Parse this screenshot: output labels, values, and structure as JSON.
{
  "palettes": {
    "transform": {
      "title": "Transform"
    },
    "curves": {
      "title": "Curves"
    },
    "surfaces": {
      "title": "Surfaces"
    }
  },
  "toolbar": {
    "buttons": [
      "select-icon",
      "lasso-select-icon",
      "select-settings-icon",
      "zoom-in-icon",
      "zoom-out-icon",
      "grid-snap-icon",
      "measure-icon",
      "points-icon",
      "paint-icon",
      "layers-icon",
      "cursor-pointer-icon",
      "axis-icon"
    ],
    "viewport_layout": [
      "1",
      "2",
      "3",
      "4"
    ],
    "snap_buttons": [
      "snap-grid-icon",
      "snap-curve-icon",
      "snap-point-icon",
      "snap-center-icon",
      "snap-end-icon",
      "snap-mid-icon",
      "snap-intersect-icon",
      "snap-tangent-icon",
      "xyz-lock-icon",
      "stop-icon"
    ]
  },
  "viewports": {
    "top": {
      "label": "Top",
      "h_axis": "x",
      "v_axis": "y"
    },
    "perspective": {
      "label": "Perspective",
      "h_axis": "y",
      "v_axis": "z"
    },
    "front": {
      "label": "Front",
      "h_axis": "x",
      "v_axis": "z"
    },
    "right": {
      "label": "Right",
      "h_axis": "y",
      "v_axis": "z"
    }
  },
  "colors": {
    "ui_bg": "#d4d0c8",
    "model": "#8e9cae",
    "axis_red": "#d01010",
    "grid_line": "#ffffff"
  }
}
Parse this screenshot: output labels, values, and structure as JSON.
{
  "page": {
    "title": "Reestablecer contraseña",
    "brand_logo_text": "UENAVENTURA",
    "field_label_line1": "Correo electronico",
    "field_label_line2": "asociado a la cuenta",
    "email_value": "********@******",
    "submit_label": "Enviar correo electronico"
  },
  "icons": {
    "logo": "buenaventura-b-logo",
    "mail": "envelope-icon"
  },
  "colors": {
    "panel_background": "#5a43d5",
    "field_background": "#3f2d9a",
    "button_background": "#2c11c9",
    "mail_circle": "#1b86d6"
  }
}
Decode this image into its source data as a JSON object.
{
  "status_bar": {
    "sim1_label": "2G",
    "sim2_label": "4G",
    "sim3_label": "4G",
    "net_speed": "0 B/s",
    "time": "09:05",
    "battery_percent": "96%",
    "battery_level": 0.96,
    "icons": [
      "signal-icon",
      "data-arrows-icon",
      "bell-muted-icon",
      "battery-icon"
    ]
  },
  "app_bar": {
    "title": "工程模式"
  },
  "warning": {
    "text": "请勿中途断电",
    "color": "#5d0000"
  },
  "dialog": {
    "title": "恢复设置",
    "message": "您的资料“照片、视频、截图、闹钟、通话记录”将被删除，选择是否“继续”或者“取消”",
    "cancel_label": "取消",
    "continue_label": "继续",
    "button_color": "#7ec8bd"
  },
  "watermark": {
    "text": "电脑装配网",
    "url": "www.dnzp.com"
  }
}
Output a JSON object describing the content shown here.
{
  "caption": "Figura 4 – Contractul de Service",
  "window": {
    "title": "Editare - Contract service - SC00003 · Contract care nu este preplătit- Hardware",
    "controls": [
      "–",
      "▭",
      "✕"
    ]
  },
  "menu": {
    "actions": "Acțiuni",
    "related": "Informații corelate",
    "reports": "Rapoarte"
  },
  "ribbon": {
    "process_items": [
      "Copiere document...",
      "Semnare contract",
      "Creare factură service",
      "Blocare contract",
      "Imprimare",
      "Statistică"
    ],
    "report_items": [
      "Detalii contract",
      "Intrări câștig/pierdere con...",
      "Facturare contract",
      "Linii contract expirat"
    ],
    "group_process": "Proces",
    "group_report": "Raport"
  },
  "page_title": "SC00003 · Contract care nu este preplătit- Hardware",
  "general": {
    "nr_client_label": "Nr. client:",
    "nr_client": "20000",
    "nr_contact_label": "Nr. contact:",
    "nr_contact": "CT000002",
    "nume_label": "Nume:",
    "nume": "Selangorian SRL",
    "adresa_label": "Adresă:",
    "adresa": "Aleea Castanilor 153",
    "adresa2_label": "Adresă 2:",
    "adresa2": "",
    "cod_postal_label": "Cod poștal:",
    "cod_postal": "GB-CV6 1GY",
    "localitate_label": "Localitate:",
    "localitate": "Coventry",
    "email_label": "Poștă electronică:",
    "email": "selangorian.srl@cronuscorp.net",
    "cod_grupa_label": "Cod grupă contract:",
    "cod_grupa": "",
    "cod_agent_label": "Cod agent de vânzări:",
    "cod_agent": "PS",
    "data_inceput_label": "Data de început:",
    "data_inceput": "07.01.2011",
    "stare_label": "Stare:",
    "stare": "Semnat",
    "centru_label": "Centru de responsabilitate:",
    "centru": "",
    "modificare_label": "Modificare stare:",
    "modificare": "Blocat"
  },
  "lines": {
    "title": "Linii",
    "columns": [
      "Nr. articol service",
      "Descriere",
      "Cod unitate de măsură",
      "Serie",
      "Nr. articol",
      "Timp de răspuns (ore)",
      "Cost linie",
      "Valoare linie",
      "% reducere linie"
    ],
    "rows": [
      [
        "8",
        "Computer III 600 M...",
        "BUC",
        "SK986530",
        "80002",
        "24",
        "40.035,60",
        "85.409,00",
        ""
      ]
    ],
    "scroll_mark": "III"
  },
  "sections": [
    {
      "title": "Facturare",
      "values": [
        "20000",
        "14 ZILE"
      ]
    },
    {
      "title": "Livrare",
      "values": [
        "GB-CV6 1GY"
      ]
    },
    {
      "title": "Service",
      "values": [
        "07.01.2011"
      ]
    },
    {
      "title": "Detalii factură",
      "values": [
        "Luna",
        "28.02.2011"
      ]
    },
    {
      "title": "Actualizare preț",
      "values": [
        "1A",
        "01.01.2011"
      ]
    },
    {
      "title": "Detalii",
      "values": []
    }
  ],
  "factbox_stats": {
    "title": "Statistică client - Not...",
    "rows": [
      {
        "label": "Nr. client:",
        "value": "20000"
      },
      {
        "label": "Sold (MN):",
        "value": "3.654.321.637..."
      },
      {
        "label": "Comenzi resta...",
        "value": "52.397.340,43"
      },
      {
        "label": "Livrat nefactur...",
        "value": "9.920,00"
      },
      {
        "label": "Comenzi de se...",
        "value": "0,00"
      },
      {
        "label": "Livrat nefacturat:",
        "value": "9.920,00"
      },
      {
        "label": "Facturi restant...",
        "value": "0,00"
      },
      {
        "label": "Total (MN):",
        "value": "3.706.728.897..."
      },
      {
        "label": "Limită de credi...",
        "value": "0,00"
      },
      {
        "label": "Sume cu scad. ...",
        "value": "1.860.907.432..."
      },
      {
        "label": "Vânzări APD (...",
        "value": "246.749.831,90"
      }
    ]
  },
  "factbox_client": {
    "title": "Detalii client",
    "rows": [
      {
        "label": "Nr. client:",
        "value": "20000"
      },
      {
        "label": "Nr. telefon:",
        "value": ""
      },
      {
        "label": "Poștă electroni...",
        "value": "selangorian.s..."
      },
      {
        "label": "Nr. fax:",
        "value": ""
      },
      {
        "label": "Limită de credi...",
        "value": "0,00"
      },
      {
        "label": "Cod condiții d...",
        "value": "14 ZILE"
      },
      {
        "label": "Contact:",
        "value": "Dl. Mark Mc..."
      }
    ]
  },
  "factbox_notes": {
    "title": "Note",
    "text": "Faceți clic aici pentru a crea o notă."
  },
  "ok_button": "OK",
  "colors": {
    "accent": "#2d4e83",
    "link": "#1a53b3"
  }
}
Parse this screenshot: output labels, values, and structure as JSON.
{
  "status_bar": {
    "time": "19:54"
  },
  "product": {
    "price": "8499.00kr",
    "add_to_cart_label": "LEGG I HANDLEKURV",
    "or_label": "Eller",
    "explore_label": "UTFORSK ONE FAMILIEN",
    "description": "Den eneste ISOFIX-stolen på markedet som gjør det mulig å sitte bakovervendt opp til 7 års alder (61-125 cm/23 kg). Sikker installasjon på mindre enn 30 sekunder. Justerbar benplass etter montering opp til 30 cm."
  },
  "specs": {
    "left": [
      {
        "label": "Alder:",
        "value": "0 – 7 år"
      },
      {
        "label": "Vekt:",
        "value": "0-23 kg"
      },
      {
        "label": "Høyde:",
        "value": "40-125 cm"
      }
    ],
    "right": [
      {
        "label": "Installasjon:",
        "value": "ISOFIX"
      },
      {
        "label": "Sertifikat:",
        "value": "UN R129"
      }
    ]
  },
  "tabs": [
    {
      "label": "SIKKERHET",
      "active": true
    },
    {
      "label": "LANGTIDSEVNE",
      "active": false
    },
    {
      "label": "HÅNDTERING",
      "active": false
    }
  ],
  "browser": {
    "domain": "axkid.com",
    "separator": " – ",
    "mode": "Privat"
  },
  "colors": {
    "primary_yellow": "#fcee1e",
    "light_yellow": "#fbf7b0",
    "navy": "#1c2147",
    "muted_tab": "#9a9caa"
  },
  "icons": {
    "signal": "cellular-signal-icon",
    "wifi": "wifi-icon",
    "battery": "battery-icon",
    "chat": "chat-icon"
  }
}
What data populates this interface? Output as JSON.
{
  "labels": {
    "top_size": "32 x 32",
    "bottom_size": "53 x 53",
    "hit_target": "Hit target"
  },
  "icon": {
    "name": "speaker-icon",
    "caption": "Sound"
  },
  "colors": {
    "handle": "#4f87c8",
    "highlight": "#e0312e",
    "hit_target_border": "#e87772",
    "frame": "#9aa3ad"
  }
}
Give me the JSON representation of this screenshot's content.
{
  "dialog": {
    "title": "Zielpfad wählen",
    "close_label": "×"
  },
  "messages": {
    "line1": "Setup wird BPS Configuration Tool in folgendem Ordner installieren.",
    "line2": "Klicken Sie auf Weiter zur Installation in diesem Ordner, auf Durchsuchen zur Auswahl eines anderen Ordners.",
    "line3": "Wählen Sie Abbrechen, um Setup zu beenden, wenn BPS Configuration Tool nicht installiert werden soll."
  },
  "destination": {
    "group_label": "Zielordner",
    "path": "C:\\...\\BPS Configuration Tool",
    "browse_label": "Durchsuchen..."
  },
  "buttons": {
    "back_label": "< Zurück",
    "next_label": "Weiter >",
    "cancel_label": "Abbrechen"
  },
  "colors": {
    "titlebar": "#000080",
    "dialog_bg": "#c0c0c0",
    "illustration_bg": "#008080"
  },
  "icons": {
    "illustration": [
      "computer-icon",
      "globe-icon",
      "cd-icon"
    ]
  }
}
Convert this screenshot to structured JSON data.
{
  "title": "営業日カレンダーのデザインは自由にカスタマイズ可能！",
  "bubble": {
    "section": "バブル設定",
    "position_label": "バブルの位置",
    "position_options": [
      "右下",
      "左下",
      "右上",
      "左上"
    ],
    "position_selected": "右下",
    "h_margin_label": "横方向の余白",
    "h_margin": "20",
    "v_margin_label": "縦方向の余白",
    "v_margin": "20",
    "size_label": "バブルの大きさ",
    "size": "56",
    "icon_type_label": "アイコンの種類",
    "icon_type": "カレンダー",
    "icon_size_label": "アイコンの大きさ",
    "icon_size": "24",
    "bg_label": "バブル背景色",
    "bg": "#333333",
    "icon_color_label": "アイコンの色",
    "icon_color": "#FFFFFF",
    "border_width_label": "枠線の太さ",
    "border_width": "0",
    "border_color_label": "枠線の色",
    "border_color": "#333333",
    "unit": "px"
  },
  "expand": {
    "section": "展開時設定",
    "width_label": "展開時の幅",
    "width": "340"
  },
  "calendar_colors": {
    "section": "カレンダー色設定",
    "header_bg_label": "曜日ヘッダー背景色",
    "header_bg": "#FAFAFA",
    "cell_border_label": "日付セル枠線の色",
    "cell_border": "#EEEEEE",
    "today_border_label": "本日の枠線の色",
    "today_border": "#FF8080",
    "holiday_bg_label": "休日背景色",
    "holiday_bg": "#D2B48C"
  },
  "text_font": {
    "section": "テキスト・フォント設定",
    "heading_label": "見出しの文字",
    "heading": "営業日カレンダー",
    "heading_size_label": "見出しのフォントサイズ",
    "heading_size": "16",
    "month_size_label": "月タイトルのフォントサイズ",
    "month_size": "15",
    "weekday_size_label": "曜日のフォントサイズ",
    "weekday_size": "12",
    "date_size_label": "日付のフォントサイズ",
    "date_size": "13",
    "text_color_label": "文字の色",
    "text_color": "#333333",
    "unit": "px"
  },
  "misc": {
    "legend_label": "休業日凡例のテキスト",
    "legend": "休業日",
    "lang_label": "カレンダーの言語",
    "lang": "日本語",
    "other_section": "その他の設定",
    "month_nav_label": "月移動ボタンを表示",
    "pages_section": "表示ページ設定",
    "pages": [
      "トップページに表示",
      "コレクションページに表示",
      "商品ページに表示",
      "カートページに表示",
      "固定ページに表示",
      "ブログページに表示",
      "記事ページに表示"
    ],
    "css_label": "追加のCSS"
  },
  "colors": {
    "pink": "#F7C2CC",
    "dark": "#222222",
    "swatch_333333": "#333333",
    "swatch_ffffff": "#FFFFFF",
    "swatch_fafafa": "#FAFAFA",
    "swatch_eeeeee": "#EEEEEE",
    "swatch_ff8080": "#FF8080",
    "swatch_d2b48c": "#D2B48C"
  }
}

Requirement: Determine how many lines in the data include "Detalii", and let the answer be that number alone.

Response for this exercise: 4